A New York City family is scattered around their apartment, cooking, working on the computer, talking on the phone and watching TV in this Caldecott honor book. It is a hot summer night, and suddenly the whole world goes black. It’s a blackout! The family finds their way together in the darkened house and make their way to the rooftop where they see other families, all over the city, enjoying their time together. They see more stars in the sky then they ever thought possible. It’s a simple and beautiful book, full of bright, warm, comic book-style illustrations that go from black and white to color and back to black and white again. Blackout is also the kind of picture book that manages to speak to both children and their grownups without being heavy-handed.
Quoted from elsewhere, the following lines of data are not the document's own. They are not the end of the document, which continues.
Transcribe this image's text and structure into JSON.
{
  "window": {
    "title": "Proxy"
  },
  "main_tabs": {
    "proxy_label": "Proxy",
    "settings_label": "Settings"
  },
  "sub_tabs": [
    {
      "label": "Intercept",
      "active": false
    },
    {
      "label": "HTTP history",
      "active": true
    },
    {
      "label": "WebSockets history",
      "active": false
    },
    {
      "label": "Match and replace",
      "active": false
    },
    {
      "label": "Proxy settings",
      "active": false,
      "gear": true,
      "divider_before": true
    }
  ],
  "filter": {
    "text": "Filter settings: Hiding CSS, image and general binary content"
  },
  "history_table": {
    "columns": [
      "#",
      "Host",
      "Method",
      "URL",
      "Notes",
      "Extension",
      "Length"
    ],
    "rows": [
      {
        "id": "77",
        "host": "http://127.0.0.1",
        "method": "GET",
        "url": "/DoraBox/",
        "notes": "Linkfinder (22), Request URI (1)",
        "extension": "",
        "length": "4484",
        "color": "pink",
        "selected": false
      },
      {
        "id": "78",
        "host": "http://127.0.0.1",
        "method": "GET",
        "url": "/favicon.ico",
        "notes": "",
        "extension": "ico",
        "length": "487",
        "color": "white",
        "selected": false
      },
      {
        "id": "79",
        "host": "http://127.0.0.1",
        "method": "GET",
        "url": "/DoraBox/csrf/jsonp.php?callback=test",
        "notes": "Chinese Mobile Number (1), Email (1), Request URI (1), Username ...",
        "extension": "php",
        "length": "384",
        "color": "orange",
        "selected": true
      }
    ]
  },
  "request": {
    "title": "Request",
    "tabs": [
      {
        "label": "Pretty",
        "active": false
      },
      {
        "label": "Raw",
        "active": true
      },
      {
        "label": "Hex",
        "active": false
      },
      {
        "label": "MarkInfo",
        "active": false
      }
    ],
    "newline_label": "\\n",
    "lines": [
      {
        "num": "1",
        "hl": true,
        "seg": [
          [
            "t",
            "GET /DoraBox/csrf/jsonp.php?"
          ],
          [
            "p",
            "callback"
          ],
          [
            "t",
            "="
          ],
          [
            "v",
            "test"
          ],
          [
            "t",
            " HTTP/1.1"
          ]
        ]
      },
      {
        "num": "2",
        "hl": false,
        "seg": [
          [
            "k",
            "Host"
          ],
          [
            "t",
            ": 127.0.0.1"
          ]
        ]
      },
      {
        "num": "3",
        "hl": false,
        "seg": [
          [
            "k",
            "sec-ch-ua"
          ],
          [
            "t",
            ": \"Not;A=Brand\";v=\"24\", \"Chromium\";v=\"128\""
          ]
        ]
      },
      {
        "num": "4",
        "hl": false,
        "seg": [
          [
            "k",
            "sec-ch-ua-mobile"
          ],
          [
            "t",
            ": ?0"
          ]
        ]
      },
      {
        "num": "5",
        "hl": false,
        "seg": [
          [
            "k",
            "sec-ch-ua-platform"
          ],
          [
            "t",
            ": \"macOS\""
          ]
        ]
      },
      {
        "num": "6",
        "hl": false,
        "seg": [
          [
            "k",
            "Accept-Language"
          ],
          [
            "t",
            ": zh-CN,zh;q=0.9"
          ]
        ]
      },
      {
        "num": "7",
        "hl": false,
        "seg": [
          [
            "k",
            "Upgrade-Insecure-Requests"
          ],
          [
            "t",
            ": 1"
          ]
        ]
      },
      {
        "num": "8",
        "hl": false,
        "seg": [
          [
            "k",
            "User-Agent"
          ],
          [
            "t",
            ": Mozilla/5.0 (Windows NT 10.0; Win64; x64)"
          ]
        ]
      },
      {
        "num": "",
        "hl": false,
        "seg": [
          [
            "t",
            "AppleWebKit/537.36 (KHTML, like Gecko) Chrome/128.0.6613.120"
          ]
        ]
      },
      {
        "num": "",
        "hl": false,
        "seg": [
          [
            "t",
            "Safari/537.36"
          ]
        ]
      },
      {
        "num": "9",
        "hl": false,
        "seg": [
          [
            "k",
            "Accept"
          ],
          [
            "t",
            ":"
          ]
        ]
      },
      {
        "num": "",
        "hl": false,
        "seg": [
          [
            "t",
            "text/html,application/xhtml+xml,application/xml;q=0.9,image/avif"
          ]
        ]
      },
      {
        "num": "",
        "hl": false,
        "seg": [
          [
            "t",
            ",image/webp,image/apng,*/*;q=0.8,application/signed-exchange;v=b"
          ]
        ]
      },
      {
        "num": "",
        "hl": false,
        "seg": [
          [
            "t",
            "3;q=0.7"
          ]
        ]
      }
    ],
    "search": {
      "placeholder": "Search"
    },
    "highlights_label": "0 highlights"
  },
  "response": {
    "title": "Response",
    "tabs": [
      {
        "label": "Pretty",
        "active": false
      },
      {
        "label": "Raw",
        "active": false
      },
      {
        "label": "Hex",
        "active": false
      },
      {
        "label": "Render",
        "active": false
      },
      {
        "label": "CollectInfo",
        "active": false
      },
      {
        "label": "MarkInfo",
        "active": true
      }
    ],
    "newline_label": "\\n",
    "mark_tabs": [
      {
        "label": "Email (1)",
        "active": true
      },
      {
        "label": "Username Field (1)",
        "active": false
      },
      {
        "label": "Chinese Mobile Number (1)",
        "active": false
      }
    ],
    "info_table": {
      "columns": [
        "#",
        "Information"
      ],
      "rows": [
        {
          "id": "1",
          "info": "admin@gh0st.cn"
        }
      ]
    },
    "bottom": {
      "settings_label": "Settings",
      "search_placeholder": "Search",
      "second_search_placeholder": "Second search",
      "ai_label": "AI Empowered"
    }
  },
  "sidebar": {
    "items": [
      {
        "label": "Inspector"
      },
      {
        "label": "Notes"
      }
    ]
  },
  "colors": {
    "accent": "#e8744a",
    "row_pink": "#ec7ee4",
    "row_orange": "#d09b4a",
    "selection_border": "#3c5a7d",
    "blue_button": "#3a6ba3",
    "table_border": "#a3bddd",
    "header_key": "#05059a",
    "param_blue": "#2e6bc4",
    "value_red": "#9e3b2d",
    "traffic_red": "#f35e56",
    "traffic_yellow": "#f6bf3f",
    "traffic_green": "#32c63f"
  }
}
I had a really hard time choosing between Captain Cat and A House in the Woods, so I choose both! Like All the World, Inga Moore’s books come in a large, beautiful format, inviting the reader to spend copious amounts of time reveling in the lovely, muted illustrations. Her delicate cross hatching and careful shading evoke her characters and settings, particularly the forest. In Captain Cat, we meet a sea captain who is so in love with his pet cats, that he trades all of his valuables for more cats. Laughed out of the main sea port, he finds himself in strange waters, with his cats for company and stumbles upon an island with a little girl-queen whose home is overrun with rats. Wonderfully expressive cat faces highlight the quirky artwork and characters that populate this fairy-tale like story, which does include a few surprises, such as a picture featuring a row of rat corpses, lined up by the proud cats. While this part may jar a few unsuspecting readers or their parents, it falls neatly within the realm of a fairy tale world, which I think Inga Moore is going for with this whimsical book. Somewhat more traditional, and with a more succinct story, A House in the Woods introduces us to two pigs, a bear and a moose who decide to build a house in which they can all live happily together. They hire the most logical, hardworking animals to do the job: beavers. After working out the payment (the beavers wish to be paid in peanut butter sandwiches), the house goes up fast and we are regaled with hilarious and beautiful illustrations of a moose, pig and bear sitting around the fire like old friends. Inga Moore manages to draw realistic, animal characters with charmingly human characteristics—the moose stands upright with his hands on his hips, the beavers carry clipboards and drive a work truck. Inga Moore’s books make perfect gifts for birthday parties or holidays for the 2-5 year old set.
Enjoy this book, but know that you will weep. Homer is an old dog. Old, but happy. The wonderful Elisha Cooper illustrates a day as experienced by Homer, an aging yellow lab who lives in a house by the sea. Homer is approached by everyone in the family, grownups, kids, other dogs. He is too tired to join them in their activities, but he is content to sit on the porch, feeling the cool breeze in his fur, watching his family come and go. A lovely, understated perspective on getting old, this book treats us to the comforting rhythms of everyday life. It will delight young and grown dog lovers alike, but holds extra weight, I think, with those of us old enough to grasp the bittersweet reality of time passing. Makes me tear up every time.